A majority of the respondents (66%) envision Generative AI as a cornerstone for future work environments, attributing to it the potential to reshape multiple industries and overhaul traditional business processes. While 81% of developers anticipate a productivity boost, a staggering 90% foresee an escalation in their usage of this technology within the forthcoming year.
However, this enthusiasm is tempered by apprehensions, chiefly concerning employment prospects and data privacy. About 62% of developers fear that the rise of Generative AI may pose a challenge to job security, with 41% predicting this scenario unfolding in the next five years. This anxiety underscores the pressing need for education and training, with 74% of developers expressing a desire for increased investment in training by their employers.
The survey also sheds light on the practical applications developers envisage for Generative AI. Notably, 2 out of 3 developers identified email as the primary communication channel that could benefit immensely from AI integration. The fusion of email and Generative AI could potentially enhance personalised communication, spam detection, sentiment analysis, and efficient search and summarisation of email content.
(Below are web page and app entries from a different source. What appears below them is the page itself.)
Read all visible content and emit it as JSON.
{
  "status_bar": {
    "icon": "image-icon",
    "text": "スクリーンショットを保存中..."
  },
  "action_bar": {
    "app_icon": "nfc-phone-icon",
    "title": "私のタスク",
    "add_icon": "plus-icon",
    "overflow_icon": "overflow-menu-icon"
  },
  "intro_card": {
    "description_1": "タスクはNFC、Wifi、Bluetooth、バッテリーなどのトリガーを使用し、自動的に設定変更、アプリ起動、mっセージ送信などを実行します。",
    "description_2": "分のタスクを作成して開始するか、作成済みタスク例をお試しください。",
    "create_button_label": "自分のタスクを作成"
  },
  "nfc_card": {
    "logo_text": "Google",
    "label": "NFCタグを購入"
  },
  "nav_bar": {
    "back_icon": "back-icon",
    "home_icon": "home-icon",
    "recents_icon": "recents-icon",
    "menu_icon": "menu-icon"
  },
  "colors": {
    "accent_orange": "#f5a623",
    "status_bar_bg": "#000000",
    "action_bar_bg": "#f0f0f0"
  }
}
Security and privacy issues linked to Generative AI emerged as a significant concern among 79% of developers. The risks include inadvertent exposure of confidential information, compliance with evolving regulatory frameworks like GDPR and CCPA, and the possibility of malicious manipulation by nefarious actors. Addressing these concerns necessitates robust data privacy measures, regular security audits, and a vigilant approach to ensure adherence to legal and ethical standards.
The report concludes on a note of cautious optimism. While acknowledging the potential job market implications and security challenges, it also emphasises the boundless opportunities Generative AI offers in boosting productivity, fostering innovation, and augmenting the quality of work, particularly in enhancing email communication. The key to navigating this double-edged sword lies in proactive education, stringent security measures, and responsible AI practices.
The advent of Generative AI undeniably opens a vista of opportunities; however, it also presents a complex maze of challenges that demand a balanced, informed, and proactive approach from both individuals and organisations.